Each of these elements can be mismanaged due to missing information.
Some people want to manage the "nexus" of energy and water, but those sectors overlap and affect other sectors, such as environment, food, transportation, urban setting, and so on.
A failure to include other relevant interactions will result in surprise outcomes when management targets an optimal nexus of water and energy.
Those outcomes will turn into outright failure and destruction if interest groups are allowed to manipulate nexus targets to meet their narrow interests (e.g., corn ethanol was supposed to deliver green energy, but the carbon footprint and water consumption/pollution were high; places that integrated sustainable water demand into ethanol production left off food impacts, etc.) The main problem here is that interest groups can propose management goals and rules that favor them and -- because the nexus has higher priority -- harm other sectors.
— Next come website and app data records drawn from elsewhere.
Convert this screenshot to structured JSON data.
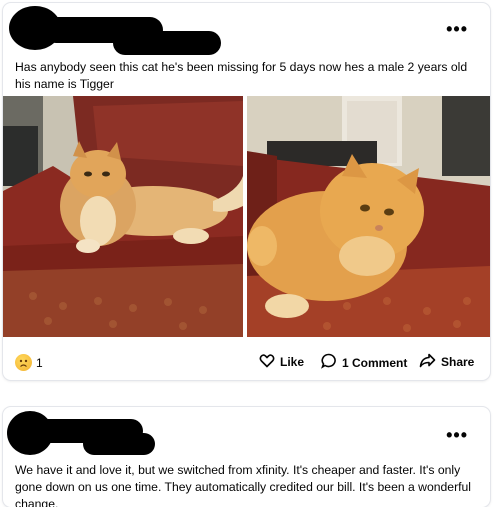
{
  "posts": [
    {
      "text": "Has anybody seen this cat he's been missing for 5 days now hes a male 2 years old his name is Tigger",
      "more_label": "•••",
      "reaction_count": "1",
      "actions": {
        "like": "Like",
        "comment": "1 Comment",
        "share": "Share"
      }
    },
    {
      "text": "We have it and love it, but we switched from xfinity. It's cheaper and faster. It's only gone down on us one time. They automatically credited our bill. It's been a wonderful change.",
      "more_label": "•••"
    }
  ],
  "icons": {
    "reaction": "sad-face-icon",
    "like": "thumbs-up-icon",
    "comment": "comment-bubble-icon",
    "share": "share-arrow-icon"
  },
  "colors": {
    "text": "#050505",
    "card_border": "#e4e6eb",
    "reaction_yellow": "#f2b233",
    "couch_red": "#8b2a21",
    "cat_orange": "#e3a04c"
  }
}
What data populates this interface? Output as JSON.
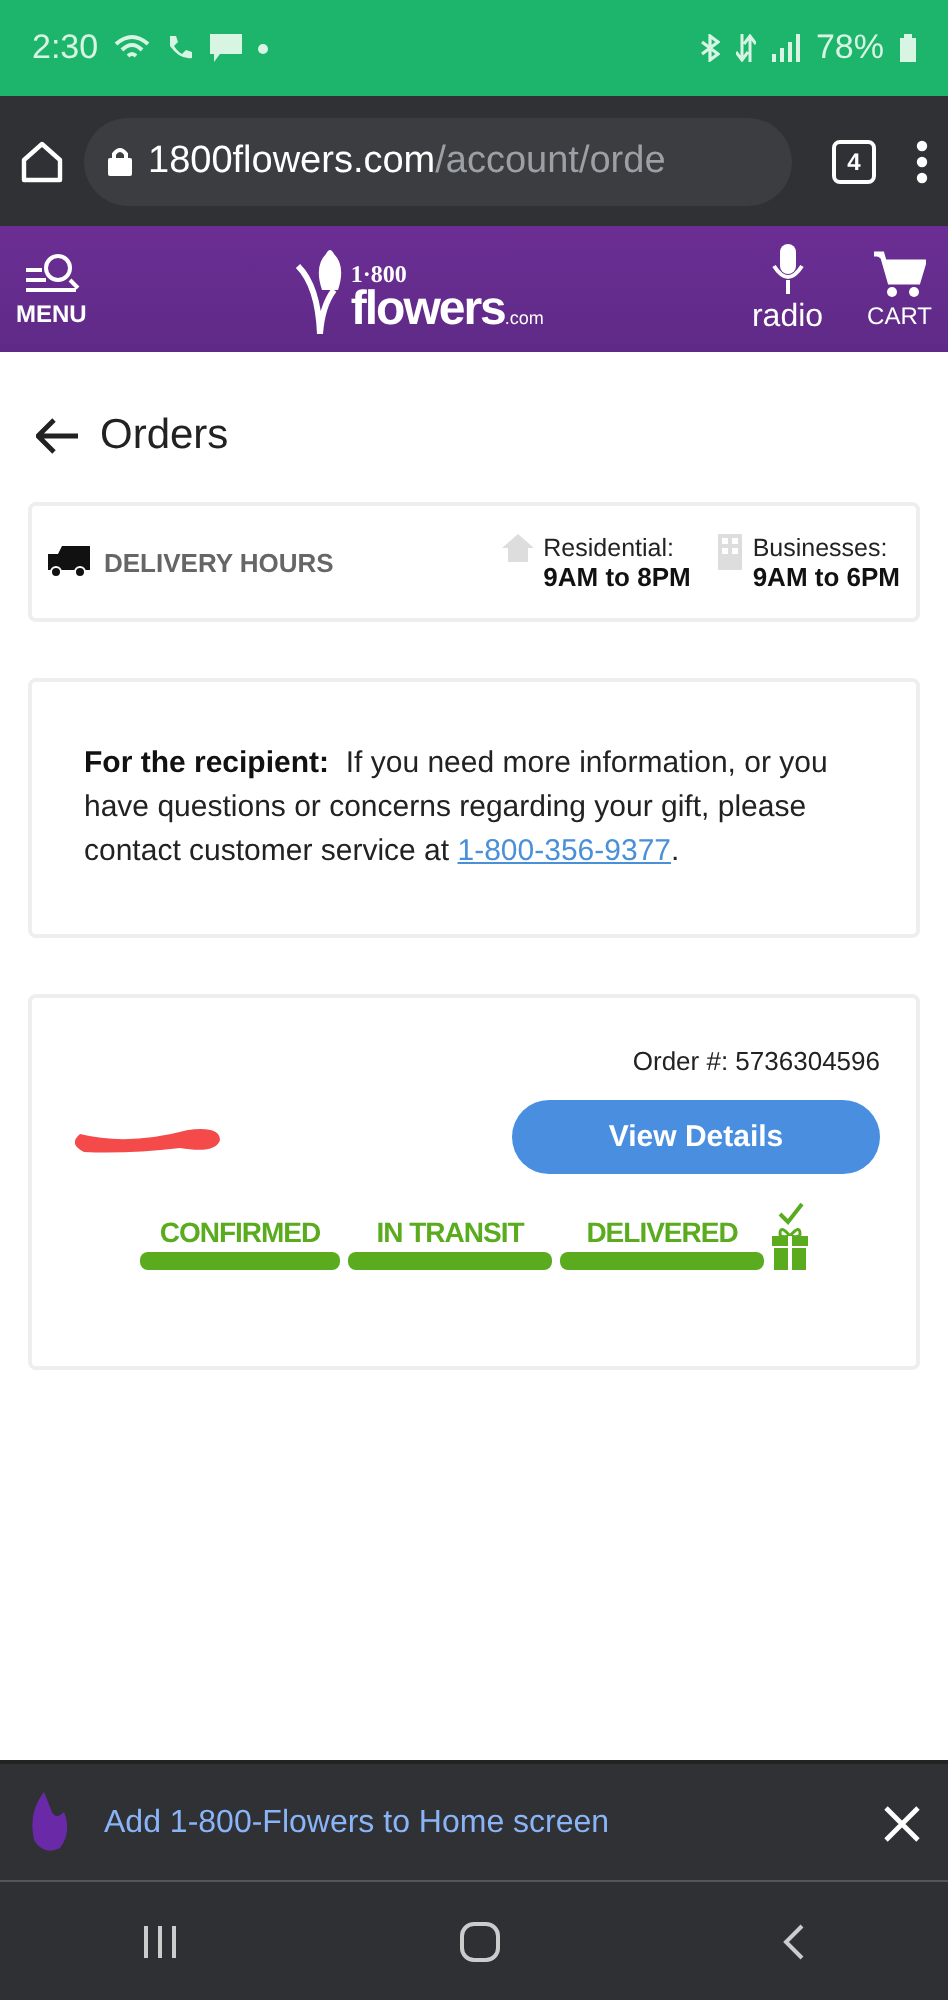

I suggest separately managing water and energy while tracking the impacts on all other sectors. None should receive precedence.
Dams can be mismanaged in the same way if they target water storage or energy generation without considering other sectors such as environmental flows, small-scale irrigators, floods, etc. Dams can be useful but we need to manage all their costs, cash and non-cash.
All infrastructure, in fact, falls into this category when it comes to understanding costs and benefits. Roads, dams, ports, and canals have permanent and durable impacts on neighboring communities. Those impacts should be gathered into the "infra-shed" (abusing the notion of a watershed), so that benefits and costs are listed, calculated and allocated among locals. The worst projects are those with great distances between those who pay (e.g., US taxpayers) and those who benefit (CVP or CAP farmers).
Bottom Line: All politics are local, and so are costs and benefits. Locals should pay for the local benefits they receive.